* **Assigned task**: Please return every line of the material verbatim and skip any images.

[Start of section]

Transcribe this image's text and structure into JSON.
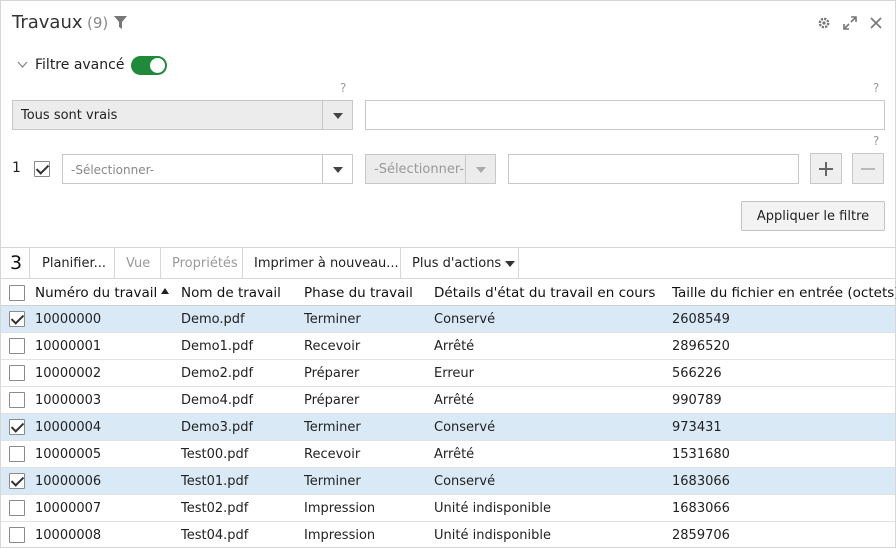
{
  "header": {
    "title": "Travaux",
    "count": "(9)"
  },
  "filter": {
    "advanced_label": "Filtre avancé",
    "advanced_enabled": true,
    "help": "?",
    "logic_select": "Tous sont vrais",
    "logic_value": "",
    "condition": {
      "row_number": "1",
      "checked": true,
      "field_placeholder": "-Sélectionner-",
      "operator_placeholder": "-Sélectionner-",
      "value": ""
    },
    "apply_label": "Appliquer le filtre"
  },
  "toolbar": {
    "selected_count": "3",
    "buttons": [
      {
        "label": "Planifier...",
        "enabled": true
      },
      {
        "label": "Vue",
        "enabled": false
      },
      {
        "label": "Propriétés",
        "enabled": false
      },
      {
        "label": "Imprimer à nouveau...",
        "enabled": true
      },
      {
        "label": "Plus d'actions",
        "enabled": true
      }
    ]
  },
  "table": {
    "columns": [
      "Numéro du travail",
      "Nom de travail",
      "Phase du travail",
      "Détails d'état du travail en cours",
      "Taille du fichier en entrée (octets)"
    ],
    "sort_column": 0,
    "rows": [
      {
        "selected": true,
        "cells": [
          "10000000",
          "Demo.pdf",
          "Terminer",
          "Conservé",
          "2608549"
        ]
      },
      {
        "selected": false,
        "cells": [
          "10000001",
          "Demo1.pdf",
          "Recevoir",
          "Arrêté",
          "2896520"
        ]
      },
      {
        "selected": false,
        "cells": [
          "10000002",
          "Demo2.pdf",
          "Préparer",
          "Erreur",
          "566226"
        ]
      },
      {
        "selected": false,
        "cells": [
          "10000003",
          "Demo4.pdf",
          "Préparer",
          "Arrêté",
          "990789"
        ]
      },
      {
        "selected": true,
        "cells": [
          "10000004",
          "Demo3.pdf",
          "Terminer",
          "Conservé",
          "973431"
        ]
      },
      {
        "selected": false,
        "cells": [
          "10000005",
          "Test00.pdf",
          "Recevoir",
          "Arrêté",
          "1531680"
        ]
      },
      {
        "selected": true,
        "cells": [
          "10000006",
          "Test01.pdf",
          "Terminer",
          "Conservé",
          "1683066"
        ]
      },
      {
        "selected": false,
        "cells": [
          "10000007",
          "Test02.pdf",
          "Impression",
          "Unité indisponible",
          "1683066"
        ]
      },
      {
        "selected": false,
        "cells": [
          "10000008",
          "Test04.pdf",
          "Impression",
          "Unité indisponible",
          "2859706"
        ]
      }
    ]
  },
  "colors": {
    "accent_toggle": "#1f8b3a",
    "row_selected": "#d9e9f5"
  },
  "icons": {
    "title_filter": "funnel-icon",
    "settings": "gear-icon",
    "expand": "expand-icon",
    "close": "close-icon",
    "add_condition": "plus-icon",
    "remove_condition": "minus-icon"
  }
}
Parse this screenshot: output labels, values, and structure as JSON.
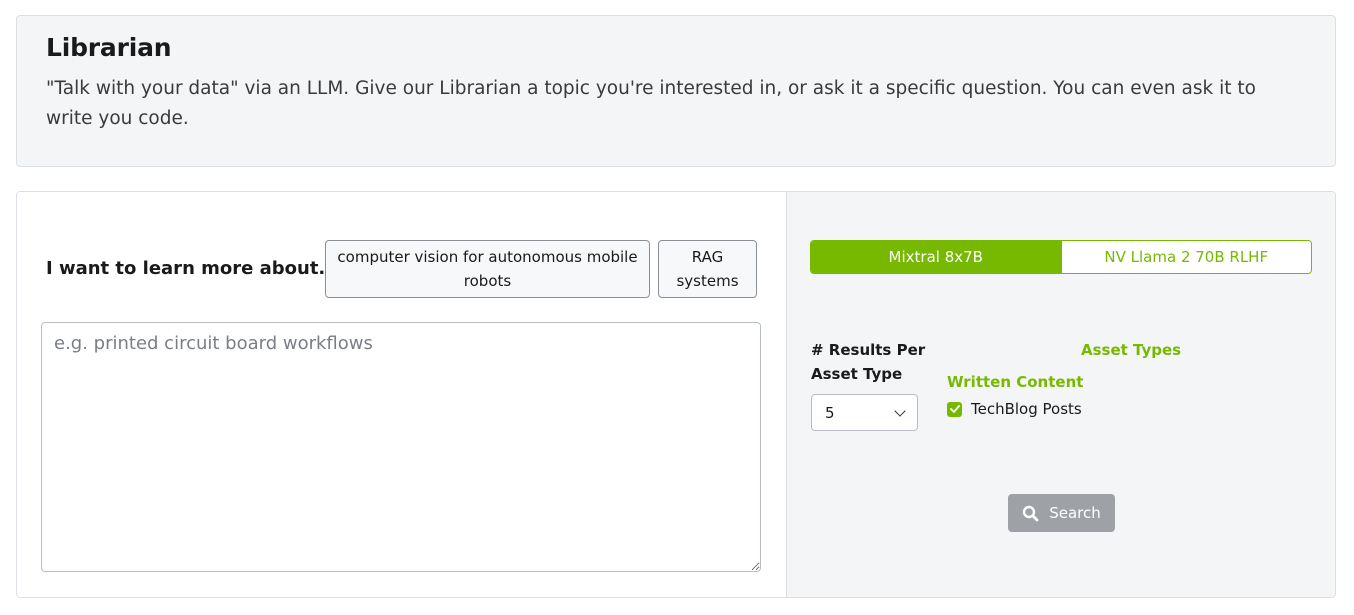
{
  "header": {
    "title": "Librarian",
    "description": "\"Talk with your data\" via an LLM. Give our Librarian a topic you're interested in, or ask it a specific question. You can even ask it to write you code."
  },
  "query": {
    "label": "I want to learn more about...",
    "suggestions": [
      "computer vision for autonomous mobile robots",
      "RAG systems"
    ],
    "input_value": "",
    "input_placeholder": "e.g. printed circuit board workflows"
  },
  "settings": {
    "models": [
      {
        "label": "Mixtral 8x7B",
        "selected": true
      },
      {
        "label": "NV Llama 2 70B RLHF",
        "selected": false
      }
    ],
    "results_label": "# Results Per Asset Type",
    "results_value": "5",
    "asset_types_heading": "Asset Types",
    "written_content_heading": "Written Content",
    "asset_options": [
      {
        "label": "TechBlog Posts",
        "checked": true
      }
    ],
    "search_label": "Search"
  },
  "colors": {
    "accent": "#76b900",
    "panel_bg": "#f4f5f7",
    "button_disabled": "#9ea2a6"
  },
  "icons": {
    "search": "search-icon",
    "check": "check-icon",
    "dropdown": "chevron-down-icon"
  }
}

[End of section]

* **Answer space**:
Transcribe this image's text and structure into JSON.
{
  "header": {
    "title": "Travaux",
    "count": "(9)"
  },
  "filter": {
    "advanced_label": "Filtre avancé",
    "advanced_enabled": true,
    "help": "?",
    "logic_select": "Tous sont vrais",
    "logic_value": "",
    "condition": {
      "row_number": "1",
      "checked": true,
      "field_placeholder": "-Sélectionner-",
      "operator_placeholder": "-Sélectionner-",
      "value": ""
    },
    "apply_label": "Appliquer le filtre"
  },
  "toolbar": {
    "selected_count": "3",
    "buttons": [
      {
        "label": "Planifier...",
        "enabled": true
      },
      {
        "label": "Vue",
        "enabled": false
      },
      {
        "label": "Propriétés",
        "enabled": false
      },
      {
        "label": "Imprimer à nouveau...",
        "enabled": true
      },
      {
        "label": "Plus d'actions",
        "enabled": true
      }
    ]
  },
  "table": {
    "columns": [
      "Numéro du travail",
      "Nom de travail",
      "Phase du travail",
      "Détails d'état du travail en cours",
      "Taille du fichier en entrée (octets)"
    ],
    "sort_column": 0,
    "rows": [
      {
        "selected": true,
        "cells": [
          "10000000",
          "Demo.pdf",
          "Terminer",
          "Conservé",
          "2608549"
        ]
      },
      {
        "selected": false,
        "cells": [
          "10000001",
          "Demo1.pdf",
          "Recevoir",
          "Arrêté",
          "2896520"
        ]
      },
      {
        "selected": false,
        "cells": [
          "10000002",
          "Demo2.pdf",
          "Préparer",
          "Erreur",
          "566226"
        ]
      },
      {
        "selected": false,
        "cells": [
          "10000003",
          "Demo4.pdf",
          "Préparer",
          "Arrêté",
          "990789"
        ]
      },
      {
        "selected": true,
        "cells": [
          "10000004",
          "Demo3.pdf",
          "Terminer",
          "Conservé",
          "973431"
        ]
      },
      {
        "selected": false,
        "cells": [
          "10000005",
          "Test00.pdf",
          "Recevoir",
          "Arrêté",
          "1531680"
        ]
      },
      {
        "selected": true,
        "cells": [
          "10000006",
          "Test01.pdf",
          "Terminer",
          "Conservé",
          "1683066"
        ]
      },
      {
        "selected": false,
        "cells": [
          "10000007",
          "Test02.pdf",
          "Impression",
          "Unité indisponible",
          "1683066"
        ]
      },
      {
        "selected": false,
        "cells": [
          "10000008",
          "Test04.pdf",
          "Impression",
          "Unité indisponible",
          "2859706"
        ]
      }
    ]
  },
  "colors": {
    "accent_toggle": "#1f8b3a",
    "row_selected": "#d9e9f5"
  },
  "icons": {
    "title_filter": "funnel-icon",
    "settings": "gear-icon",
    "expand": "expand-icon",
    "close": "close-icon",
    "add_condition": "plus-icon",
    "remove_condition": "minus-icon"
  }
}
Parse this screenshot: output labels, values, and structure as JSON.
{
  "header": {
    "title": "Librarian",
    "description": "\"Talk with your data\" via an LLM. Give our Librarian a topic you're interested in, or ask it a specific question. You can even ask it to write you code."
  },
  "query": {
    "label": "I want to learn more about...",
    "suggestions": [
      "computer vision for autonomous mobile robots",
      "RAG systems"
    ],
    "input_value": "",
    "input_placeholder": "e.g. printed circuit board workflows"
  },
  "settings": {
    "models": [
      {
        "label": "Mixtral 8x7B",
        "selected": true
      },
      {
        "label": "NV Llama 2 70B RLHF",
        "selected": false
      }
    ],
    "results_label": "# Results Per Asset Type",
    "results_value": "5",
    "asset_types_heading": "Asset Types",
    "written_content_heading": "Written Content",
    "asset_options": [
      {
        "label": "TechBlog Posts",
        "checked": true
      }
    ],
    "search_label": "Search"
  },
  "colors": {
    "accent": "#76b900",
    "panel_bg": "#f4f5f7",
    "button_disabled": "#9ea2a6"
  },
  "icons": {
    "search": "search-icon",
    "check": "check-icon",
    "dropdown": "chevron-down-icon"
  }
}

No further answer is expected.